==== RECORDS FOR THE TASK

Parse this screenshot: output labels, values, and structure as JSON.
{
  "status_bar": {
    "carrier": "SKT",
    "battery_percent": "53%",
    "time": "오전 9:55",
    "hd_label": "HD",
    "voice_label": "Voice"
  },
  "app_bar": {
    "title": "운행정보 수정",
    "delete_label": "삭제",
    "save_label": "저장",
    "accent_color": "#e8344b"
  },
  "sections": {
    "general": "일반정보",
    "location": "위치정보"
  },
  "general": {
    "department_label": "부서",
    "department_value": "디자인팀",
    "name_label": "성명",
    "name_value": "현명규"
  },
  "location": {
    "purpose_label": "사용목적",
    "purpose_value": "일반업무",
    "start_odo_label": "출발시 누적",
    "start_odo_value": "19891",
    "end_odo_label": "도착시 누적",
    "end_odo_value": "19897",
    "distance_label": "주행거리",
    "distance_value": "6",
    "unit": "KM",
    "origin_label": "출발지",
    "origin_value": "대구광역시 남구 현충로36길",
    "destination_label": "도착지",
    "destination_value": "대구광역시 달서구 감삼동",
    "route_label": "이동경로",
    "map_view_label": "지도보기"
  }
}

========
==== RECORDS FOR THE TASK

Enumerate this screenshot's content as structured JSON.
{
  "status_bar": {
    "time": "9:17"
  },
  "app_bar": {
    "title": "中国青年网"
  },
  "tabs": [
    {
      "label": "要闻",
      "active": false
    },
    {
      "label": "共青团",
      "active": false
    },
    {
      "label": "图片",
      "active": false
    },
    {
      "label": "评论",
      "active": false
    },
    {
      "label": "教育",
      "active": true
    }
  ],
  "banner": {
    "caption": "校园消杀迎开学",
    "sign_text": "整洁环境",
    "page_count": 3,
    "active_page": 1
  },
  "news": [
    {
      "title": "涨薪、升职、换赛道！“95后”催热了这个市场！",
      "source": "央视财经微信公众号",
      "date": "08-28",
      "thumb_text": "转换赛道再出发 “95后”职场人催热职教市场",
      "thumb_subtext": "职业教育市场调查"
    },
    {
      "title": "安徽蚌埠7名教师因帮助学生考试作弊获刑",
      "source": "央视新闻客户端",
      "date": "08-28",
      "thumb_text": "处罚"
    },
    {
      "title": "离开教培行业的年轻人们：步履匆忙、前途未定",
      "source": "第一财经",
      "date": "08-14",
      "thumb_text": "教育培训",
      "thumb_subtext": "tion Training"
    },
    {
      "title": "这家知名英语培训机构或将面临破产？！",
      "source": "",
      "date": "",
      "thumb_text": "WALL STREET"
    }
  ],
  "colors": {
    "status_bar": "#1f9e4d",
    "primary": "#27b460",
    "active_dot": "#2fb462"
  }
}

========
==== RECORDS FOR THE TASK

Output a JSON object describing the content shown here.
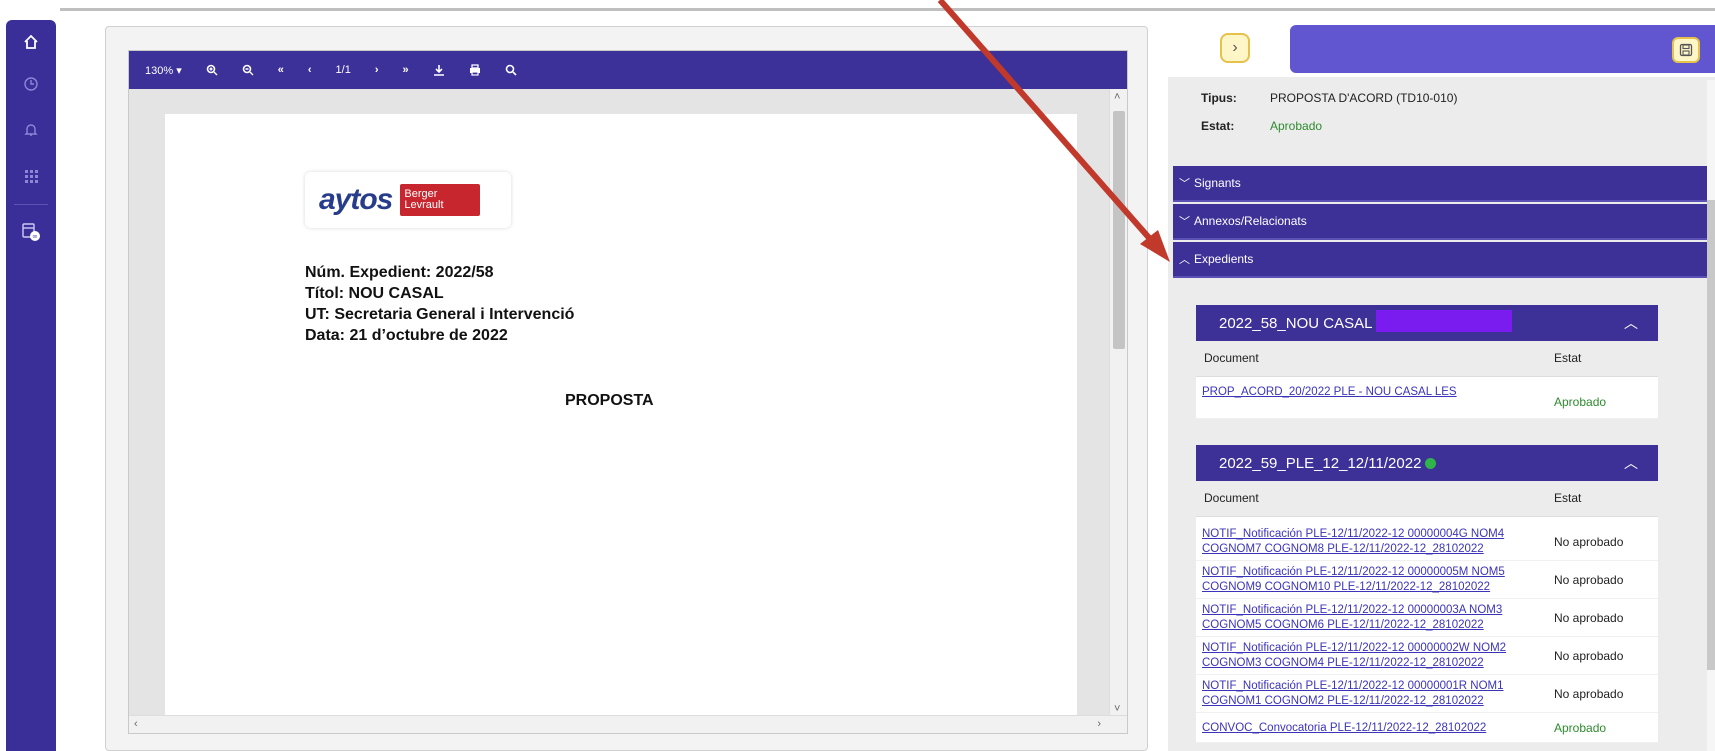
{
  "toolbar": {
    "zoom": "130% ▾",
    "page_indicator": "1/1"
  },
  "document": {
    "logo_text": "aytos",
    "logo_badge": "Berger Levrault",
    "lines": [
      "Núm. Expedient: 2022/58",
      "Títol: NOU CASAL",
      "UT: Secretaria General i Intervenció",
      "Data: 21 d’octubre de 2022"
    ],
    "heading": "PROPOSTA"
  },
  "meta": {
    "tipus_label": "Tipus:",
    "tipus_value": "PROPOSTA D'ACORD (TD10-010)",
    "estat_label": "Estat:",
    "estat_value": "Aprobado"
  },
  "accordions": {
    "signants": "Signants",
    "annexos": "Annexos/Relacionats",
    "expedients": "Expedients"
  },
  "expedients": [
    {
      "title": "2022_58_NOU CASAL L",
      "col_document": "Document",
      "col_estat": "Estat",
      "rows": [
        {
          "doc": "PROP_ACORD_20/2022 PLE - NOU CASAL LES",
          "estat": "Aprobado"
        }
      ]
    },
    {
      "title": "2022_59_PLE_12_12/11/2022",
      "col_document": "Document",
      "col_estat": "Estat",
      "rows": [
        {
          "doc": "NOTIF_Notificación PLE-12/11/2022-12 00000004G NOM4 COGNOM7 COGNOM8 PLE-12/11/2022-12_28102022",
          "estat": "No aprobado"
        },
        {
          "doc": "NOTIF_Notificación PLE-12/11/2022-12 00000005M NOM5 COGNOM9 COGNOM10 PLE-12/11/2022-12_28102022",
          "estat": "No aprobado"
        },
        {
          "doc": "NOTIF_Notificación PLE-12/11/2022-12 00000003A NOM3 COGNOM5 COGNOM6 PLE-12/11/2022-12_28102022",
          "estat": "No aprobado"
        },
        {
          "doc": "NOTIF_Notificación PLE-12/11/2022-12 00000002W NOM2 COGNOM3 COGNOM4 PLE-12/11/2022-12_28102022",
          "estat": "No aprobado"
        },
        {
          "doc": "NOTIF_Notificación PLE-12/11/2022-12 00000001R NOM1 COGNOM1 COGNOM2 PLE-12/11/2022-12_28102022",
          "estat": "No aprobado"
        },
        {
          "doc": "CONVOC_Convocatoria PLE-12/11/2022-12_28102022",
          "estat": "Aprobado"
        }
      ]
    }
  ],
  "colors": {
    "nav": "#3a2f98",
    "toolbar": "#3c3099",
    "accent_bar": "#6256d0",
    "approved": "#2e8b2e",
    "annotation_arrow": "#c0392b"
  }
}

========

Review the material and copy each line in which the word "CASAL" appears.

      "Títol: NOU CASAL",
      "title": "2022_58_NOU CASAL L",
          "doc": "PROP_ACORD_20/2022 PLE - NOU CASAL LES",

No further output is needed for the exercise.